Commons Act 2006

Volume 717: debated on Thursday 4 February 2010

Statement

My honourable friend the Minister for Marine and Natural Environment (Huw Irranca-Davies) has made the following Written Ministerial Statement.

Part 1 of the Commons Act 2006 seeks to achieve a comprehensive current record of common land and town or village greens. It enables commons registration authorities (county councils in two-tier areas, district councils in areas without a county council and London borough councils) to bring up to date their registers of commons and greens, established under the Commons Registration Act 1965. Individuals may apply to register past unrecorded events, and registration authorities can make proposals in the public interest to update the registers.
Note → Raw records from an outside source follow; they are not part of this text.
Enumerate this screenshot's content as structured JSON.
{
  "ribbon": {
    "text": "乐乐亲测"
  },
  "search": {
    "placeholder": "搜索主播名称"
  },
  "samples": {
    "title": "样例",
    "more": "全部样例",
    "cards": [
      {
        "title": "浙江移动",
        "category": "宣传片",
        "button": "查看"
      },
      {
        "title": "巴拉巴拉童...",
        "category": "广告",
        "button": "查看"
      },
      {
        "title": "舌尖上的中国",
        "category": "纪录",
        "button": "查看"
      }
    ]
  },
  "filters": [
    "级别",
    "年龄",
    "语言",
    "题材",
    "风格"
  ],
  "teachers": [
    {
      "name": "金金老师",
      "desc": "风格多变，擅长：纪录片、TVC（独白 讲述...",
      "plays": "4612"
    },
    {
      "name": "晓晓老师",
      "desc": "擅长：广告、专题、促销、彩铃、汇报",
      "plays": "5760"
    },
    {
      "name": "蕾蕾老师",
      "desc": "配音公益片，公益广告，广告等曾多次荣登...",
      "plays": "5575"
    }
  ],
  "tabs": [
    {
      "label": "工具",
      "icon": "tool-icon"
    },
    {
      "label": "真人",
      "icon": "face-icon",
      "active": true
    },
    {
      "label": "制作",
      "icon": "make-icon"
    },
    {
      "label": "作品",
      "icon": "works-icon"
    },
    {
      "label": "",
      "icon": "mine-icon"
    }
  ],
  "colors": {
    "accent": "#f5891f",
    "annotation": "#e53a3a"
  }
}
People may also apply to deregister wrongly registered land, and to register new land as common land.

In England, implementation of Part 1 began with a pilot scheme, in October 2008. Seven authorities are participating in the pilot: Cornwall, Devon, Hertfordshire, Kent and Lancashire County Councils, the County of Herefordshire District Council, and Blackburn with Darwen Borough Council, representing about 18 per cent of the registered common land in England. The pilot implementation was designed to test the efficacy of procedures, guidance, costs and benefits, with the intention to commence national implementation in England from October 2010 onwards.

Following slower progress by pilot authorities with implementation than expected, regulations were made in July 2009 to extend the period during which applications to bring their registers up to date could be made free of charge until September 2010. This was to ensure that those individuals who stood to benefit from the provisions in the Act would have sufficient time to make applications to update the registers free of charge before the initial pilot period came to an end.

In order to ensure that we are able to learn fully all the lessons from the pilot, I have decided that the decision on whether, how and when to go ahead with national commencement should await the completion of the extended pilot period in September 2010. This means a delay in national implementation of at least a year from our original intention to commence from October 2010, but it will help to ensure that decisions on how best to proceed following the pilot are based on the best possible information.